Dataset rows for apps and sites
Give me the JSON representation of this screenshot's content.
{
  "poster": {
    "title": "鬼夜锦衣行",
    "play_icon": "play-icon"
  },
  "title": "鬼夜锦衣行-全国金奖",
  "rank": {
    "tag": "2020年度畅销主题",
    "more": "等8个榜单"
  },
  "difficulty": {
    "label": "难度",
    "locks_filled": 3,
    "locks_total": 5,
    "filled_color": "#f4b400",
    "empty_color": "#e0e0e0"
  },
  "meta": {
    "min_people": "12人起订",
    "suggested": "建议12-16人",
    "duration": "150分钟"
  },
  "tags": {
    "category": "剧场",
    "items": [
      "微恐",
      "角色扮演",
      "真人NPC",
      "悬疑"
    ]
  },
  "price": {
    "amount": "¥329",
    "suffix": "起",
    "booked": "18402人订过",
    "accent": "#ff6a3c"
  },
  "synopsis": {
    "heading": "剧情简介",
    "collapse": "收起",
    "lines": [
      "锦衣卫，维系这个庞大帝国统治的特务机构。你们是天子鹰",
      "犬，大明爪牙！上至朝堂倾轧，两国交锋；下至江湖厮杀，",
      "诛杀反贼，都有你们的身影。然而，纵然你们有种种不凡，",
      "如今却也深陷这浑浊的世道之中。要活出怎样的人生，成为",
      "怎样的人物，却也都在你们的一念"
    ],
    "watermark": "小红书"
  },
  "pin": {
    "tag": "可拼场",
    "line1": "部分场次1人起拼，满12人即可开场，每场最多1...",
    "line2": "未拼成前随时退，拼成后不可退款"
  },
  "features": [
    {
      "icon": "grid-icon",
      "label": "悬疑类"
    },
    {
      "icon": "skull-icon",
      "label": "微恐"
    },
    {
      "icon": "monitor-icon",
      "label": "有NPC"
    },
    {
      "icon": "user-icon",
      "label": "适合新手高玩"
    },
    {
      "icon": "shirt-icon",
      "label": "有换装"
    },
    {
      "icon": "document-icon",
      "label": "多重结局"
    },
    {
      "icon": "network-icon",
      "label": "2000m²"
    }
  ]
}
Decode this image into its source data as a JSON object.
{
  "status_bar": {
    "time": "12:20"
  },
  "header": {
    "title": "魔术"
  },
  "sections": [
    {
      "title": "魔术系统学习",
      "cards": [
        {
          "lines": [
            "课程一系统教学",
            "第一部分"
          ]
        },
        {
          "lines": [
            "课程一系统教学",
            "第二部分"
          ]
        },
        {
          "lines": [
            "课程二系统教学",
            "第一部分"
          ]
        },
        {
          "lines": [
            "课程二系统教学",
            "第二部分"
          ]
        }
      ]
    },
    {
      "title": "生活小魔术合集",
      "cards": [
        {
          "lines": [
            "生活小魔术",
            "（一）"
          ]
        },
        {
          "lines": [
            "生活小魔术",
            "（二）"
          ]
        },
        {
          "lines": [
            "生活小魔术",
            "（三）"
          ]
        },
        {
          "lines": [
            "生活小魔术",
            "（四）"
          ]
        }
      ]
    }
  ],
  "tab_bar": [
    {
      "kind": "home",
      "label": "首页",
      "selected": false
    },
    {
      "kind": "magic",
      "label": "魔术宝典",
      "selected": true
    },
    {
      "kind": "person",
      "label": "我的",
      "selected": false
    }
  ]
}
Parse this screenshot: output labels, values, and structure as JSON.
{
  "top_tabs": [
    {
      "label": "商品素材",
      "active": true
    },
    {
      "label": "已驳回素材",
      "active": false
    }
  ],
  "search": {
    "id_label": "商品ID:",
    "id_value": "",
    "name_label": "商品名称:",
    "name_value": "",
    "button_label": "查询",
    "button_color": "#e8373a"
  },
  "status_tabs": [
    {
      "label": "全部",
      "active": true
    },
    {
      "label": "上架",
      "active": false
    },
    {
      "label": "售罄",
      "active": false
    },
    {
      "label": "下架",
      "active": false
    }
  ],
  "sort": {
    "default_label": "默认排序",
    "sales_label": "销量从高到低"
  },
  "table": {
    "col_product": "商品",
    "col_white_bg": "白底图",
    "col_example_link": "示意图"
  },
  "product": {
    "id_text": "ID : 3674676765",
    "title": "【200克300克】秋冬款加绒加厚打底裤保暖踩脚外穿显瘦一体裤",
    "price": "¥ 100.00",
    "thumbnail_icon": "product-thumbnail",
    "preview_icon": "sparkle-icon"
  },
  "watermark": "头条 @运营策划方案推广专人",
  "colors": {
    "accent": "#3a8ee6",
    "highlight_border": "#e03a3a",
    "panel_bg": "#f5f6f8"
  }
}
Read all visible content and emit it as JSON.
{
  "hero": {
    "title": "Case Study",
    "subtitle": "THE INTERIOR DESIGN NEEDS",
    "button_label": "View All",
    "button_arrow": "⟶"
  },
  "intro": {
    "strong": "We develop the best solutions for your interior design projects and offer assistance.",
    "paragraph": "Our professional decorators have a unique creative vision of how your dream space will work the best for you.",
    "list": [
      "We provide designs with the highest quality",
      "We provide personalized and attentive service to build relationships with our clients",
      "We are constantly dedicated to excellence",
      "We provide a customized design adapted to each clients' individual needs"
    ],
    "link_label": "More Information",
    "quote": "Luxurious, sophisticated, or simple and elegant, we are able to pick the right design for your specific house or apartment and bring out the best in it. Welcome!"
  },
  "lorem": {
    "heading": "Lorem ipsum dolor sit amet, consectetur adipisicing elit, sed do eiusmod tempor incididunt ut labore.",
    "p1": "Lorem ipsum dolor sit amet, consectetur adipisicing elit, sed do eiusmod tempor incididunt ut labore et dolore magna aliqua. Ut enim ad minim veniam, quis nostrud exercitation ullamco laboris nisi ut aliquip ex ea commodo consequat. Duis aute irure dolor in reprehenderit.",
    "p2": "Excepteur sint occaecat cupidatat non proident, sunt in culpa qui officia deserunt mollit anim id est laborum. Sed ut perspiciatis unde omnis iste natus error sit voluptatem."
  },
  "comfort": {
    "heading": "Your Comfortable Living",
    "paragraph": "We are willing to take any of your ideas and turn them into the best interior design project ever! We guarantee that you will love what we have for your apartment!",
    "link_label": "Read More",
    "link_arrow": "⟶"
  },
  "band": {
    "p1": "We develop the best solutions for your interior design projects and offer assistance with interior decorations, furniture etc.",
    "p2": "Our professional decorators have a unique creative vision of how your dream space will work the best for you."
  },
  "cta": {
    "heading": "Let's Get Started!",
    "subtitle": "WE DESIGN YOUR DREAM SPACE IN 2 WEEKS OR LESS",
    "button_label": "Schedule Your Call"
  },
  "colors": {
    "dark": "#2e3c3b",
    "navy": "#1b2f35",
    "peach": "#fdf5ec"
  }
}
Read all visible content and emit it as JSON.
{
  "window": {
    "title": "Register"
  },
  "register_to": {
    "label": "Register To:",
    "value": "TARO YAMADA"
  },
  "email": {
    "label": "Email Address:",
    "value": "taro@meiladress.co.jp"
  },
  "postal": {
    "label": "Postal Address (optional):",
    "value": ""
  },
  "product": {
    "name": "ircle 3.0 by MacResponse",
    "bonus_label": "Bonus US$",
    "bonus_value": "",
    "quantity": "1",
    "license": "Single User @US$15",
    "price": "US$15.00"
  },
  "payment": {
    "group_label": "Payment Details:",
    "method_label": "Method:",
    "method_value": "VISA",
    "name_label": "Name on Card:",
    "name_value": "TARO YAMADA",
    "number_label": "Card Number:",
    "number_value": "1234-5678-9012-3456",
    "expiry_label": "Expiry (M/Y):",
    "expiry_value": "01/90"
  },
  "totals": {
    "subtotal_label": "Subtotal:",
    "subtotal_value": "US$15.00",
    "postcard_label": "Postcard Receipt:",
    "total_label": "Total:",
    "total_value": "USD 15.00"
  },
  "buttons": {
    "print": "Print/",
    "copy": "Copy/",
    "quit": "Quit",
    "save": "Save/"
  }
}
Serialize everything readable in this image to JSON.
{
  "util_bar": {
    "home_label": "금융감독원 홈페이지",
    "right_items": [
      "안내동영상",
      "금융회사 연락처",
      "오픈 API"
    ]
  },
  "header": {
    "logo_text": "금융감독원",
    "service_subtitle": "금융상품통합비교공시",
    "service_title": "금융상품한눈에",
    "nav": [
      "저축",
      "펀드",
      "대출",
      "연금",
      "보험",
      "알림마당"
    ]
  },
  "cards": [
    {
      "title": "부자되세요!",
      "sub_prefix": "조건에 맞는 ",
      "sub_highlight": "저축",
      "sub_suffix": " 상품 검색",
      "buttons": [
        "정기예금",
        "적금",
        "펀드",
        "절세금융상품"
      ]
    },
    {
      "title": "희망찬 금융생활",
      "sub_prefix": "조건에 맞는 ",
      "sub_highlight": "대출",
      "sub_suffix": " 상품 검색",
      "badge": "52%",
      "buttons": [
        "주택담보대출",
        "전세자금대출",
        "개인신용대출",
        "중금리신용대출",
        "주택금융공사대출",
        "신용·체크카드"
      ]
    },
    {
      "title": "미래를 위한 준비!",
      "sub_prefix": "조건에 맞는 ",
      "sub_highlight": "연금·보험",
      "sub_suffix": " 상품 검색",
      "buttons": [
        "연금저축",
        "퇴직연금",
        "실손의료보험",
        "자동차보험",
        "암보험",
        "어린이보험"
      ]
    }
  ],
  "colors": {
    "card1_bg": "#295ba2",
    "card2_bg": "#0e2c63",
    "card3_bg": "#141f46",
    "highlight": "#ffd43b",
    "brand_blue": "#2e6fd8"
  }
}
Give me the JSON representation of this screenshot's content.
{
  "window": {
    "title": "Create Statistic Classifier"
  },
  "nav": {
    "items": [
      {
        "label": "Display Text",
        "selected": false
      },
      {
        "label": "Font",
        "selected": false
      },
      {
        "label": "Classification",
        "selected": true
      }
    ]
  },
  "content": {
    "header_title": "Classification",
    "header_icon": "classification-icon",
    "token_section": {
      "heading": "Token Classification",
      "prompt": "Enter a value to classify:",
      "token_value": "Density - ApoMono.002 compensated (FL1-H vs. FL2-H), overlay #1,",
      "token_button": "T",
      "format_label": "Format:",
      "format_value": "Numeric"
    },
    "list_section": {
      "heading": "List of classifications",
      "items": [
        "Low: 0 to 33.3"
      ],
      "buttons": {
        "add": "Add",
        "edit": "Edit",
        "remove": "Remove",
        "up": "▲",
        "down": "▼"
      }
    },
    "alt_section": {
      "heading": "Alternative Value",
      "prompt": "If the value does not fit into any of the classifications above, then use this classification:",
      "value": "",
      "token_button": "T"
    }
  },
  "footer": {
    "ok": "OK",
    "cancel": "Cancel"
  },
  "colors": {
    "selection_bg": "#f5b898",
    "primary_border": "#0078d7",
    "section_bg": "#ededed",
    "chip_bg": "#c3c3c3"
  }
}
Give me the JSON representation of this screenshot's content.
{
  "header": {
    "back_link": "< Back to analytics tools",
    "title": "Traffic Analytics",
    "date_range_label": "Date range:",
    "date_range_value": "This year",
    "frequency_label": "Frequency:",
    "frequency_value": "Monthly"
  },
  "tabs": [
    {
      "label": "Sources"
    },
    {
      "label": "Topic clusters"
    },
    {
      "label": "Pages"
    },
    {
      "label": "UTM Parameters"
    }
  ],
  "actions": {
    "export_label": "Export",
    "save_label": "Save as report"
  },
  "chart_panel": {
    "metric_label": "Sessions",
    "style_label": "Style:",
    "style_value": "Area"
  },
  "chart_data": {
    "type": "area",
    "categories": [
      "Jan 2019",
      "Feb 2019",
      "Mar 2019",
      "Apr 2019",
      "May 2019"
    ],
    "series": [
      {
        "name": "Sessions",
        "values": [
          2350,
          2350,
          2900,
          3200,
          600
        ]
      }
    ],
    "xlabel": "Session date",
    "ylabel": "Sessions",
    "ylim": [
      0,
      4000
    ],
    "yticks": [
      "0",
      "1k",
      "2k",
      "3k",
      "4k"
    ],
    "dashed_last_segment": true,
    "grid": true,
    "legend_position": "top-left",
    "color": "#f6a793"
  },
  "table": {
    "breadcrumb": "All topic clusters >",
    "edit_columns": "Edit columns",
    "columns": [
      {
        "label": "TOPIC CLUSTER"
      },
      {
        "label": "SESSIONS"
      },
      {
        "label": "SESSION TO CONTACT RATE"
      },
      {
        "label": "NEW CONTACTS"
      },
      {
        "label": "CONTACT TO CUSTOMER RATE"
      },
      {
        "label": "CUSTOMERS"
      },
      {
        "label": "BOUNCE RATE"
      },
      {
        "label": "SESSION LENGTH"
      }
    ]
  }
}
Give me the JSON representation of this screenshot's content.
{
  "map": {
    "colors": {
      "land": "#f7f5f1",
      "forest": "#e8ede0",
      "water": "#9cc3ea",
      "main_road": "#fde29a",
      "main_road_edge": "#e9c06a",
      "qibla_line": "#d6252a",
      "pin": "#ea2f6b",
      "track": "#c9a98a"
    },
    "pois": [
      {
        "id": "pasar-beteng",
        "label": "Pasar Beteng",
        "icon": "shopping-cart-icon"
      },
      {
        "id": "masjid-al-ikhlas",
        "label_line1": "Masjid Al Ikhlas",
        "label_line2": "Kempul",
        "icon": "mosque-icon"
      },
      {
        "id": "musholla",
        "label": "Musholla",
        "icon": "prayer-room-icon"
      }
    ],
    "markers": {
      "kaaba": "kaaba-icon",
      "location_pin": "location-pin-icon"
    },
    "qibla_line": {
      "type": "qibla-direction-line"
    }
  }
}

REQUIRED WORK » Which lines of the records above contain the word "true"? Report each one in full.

EXERCISE RESULT »
      "selected": true
      "active": true
      "active": true
        "selected": true
    "dashed_last_segment": true,
    "grid": true,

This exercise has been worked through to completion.